**Action item:**
Output the full listing word for word.

**Extracted records:**
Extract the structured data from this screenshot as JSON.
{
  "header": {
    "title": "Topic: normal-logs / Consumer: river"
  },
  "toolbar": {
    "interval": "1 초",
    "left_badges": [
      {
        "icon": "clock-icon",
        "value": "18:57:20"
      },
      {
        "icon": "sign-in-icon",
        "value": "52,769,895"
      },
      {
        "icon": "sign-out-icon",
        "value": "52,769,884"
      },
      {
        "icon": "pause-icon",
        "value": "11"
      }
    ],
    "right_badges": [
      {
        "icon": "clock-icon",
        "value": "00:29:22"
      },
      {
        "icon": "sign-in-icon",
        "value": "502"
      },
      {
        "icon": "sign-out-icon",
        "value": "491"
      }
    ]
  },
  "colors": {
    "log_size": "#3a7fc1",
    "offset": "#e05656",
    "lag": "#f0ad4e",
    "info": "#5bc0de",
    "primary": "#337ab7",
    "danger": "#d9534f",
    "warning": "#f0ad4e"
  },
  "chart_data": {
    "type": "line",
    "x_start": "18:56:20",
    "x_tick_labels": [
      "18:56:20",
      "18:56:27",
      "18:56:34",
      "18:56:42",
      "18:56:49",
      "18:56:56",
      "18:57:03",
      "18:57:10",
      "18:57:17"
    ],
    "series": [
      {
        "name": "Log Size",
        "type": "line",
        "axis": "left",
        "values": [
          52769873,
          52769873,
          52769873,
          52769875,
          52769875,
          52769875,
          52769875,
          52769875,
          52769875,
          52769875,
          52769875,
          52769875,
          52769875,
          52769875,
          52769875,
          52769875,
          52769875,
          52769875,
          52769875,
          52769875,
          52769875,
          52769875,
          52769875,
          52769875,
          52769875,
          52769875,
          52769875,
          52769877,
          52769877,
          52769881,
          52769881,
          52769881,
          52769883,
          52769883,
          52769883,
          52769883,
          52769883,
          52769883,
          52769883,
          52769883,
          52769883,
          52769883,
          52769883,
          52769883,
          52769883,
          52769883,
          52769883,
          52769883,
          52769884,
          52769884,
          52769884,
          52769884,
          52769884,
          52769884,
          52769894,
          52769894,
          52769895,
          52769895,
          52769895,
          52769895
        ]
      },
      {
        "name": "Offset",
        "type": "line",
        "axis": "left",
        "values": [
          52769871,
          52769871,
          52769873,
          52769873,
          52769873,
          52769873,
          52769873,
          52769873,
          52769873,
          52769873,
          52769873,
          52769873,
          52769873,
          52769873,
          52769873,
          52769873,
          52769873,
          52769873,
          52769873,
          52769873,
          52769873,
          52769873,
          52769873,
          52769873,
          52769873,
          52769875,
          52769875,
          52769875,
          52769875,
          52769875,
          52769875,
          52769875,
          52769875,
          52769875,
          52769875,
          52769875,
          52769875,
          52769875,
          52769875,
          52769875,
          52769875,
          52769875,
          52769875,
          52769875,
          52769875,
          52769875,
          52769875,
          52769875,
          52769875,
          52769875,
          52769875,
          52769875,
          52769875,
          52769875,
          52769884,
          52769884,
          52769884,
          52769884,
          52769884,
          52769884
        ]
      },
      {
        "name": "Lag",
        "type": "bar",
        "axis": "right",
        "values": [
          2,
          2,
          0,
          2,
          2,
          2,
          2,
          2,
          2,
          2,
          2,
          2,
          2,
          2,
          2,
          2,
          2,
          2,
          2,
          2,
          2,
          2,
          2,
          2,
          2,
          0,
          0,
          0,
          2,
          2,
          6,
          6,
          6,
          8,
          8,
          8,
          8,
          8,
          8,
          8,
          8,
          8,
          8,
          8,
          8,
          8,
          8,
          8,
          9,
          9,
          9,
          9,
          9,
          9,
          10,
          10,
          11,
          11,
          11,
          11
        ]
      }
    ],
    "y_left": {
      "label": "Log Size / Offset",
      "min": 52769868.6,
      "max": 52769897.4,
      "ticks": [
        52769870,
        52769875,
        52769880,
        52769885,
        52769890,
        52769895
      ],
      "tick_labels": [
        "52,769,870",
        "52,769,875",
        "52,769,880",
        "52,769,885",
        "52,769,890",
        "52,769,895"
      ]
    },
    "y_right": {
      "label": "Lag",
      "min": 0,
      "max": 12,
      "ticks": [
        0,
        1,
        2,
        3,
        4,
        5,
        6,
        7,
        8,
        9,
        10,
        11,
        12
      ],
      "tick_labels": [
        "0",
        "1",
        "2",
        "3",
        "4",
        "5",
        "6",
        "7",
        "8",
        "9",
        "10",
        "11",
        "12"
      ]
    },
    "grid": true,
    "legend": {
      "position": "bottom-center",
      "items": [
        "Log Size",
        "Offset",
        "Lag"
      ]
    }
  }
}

**Reply to the exercise:**
Extract the structured data from this screenshot as JSON.
{
  "header": {
    "title": "Topic: normal-logs / Consumer: river"
  },
  "toolbar": {
    "interval": "1 초",
    "left_badges": [
      {
        "icon": "clock-icon",
        "value": "18:57:20"
      },
      {
        "icon": "sign-in-icon",
        "value": "52,769,895"
      },
      {
        "icon": "sign-out-icon",
        "value": "52,769,884"
      },
      {
        "icon": "pause-icon",
        "value": "11"
      }
    ],
    "right_badges": [
      {
        "icon": "clock-icon",
        "value": "00:29:22"
      },
      {
        "icon": "sign-in-icon",
        "value": "502"
      },
      {
        "icon": "sign-out-icon",
        "value": "491"
      }
    ]
  },
  "colors": {
    "log_size": "#3a7fc1",
    "offset": "#e05656",
    "lag": "#f0ad4e",
    "info": "#5bc0de",
    "primary": "#337ab7",
    "danger": "#d9534f",
    "warning": "#f0ad4e"
  },
  "chart_data": {
    "type": "line",
    "x_start": "18:56:20",
    "x_tick_labels": [
      "18:56:20",
      "18:56:27",
      "18:56:34",
      "18:56:42",
      "18:56:49",
      "18:56:56",
      "18:57:03",
      "18:57:10",
      "18:57:17"
    ],
    "series": [
      {
        "name": "Log Size",
        "type": "line",
        "axis": "left",
        "values": [
          52769873,
          52769873,
          52769873,
          52769875,
          52769875,
          52769875,
          52769875,
          52769875,
          52769875,
          52769875,
          52769875,
          52769875,
          52769875,
          52769875,
          52769875,
          52769875,
          52769875,
          52769875,
          52769875,
          52769875,
          52769875,
          52769875,
          52769875,
          52769875,
          52769875,
          52769875,
          52769875,
          52769877,
          52769877,
          52769881,
          52769881,
          52769881,
          52769883,
          52769883,
          52769883,
          52769883,
          52769883,
          52769883,
          52769883,
          52769883,
          52769883,
          52769883,
          52769883,
          52769883,
          52769883,
          52769883,
          52769883,
          52769883,
          52769884,
          52769884,
          52769884,
          52769884,
          52769884,
          52769884,
          52769894,
          52769894,
          52769895,
          52769895,
          52769895,
          52769895
        ]
      },
      {
        "name": "Offset",
        "type": "line",
        "axis": "left",
        "values": [
          52769871,
          52769871,
          52769873,
          52769873,
          52769873,
          52769873,
          52769873,
          52769873,
          52769873,
          52769873,
          52769873,
          52769873,
          52769873,
          52769873,
          52769873,
          52769873,
          52769873,
          52769873,
          52769873,
          52769873,
          52769873,
          52769873,
          52769873,
          52769873,
          52769873,
          52769875,
          52769875,
          52769875,
          52769875,
          52769875,
          52769875,
          52769875,
          52769875,
          52769875,
          52769875,
          52769875,
          52769875,
          52769875,
          52769875,
          52769875,
          52769875,
          52769875,
          52769875,
          52769875,
          52769875,
          52769875,
          52769875,
          52769875,
          52769875,
          52769875,
          52769875,
          52769875,
          52769875,
          52769875,
          52769884,
          52769884,
          52769884,
          52769884,
          52769884,
          52769884
        ]
      },
      {
        "name": "Lag",
        "type": "bar",
        "axis": "right",
        "values": [
          2,
          2,
          0,
          2,
          2,
          2,
          2,
          2,
          2,
          2,
          2,
          2,
          2,
          2,
          2,
          2,
          2,
          2,
          2,
          2,
          2,
          2,
          2,
          2,
          2,
          0,
          0,
          0,
          2,
          2,
          6,
          6,
          6,
          8,
          8,
          8,
          8,
          8,
          8,
          8,
          8,
          8,
          8,
          8,
          8,
          8,
          8,
          8,
          9,
          9,
          9,
          9,
          9,
          9,
          10,
          10,
          11,
          11,
          11,
          11
        ]
      }
    ],
    "y_left": {
      "label": "Log Size / Offset",
      "min": 52769868.6,
      "max": 52769897.4,
      "ticks": [
        52769870,
        52769875,
        52769880,
        52769885,
        52769890,
        52769895
      ],
      "tick_labels": [
        "52,769,870",
        "52,769,875",
        "52,769,880",
        "52,769,885",
        "52,769,890",
        "52,769,895"
      ]
    },
    "y_right": {
      "label": "Lag",
      "min": 0,
      "max": 12,
      "ticks": [
        0,
        1,
        2,
        3,
        4,
        5,
        6,
        7,
        8,
        9,
        10,
        11,
        12
      ],
      "tick_labels": [
        "0",
        "1",
        "2",
        "3",
        "4",
        "5",
        "6",
        "7",
        "8",
        "9",
        "10",
        "11",
        "12"
      ]
    },
    "grid": true,
    "legend": {
      "position": "bottom-center",
      "items": [
        "Log Size",
        "Offset",
        "Lag"
      ]
    }
  }
}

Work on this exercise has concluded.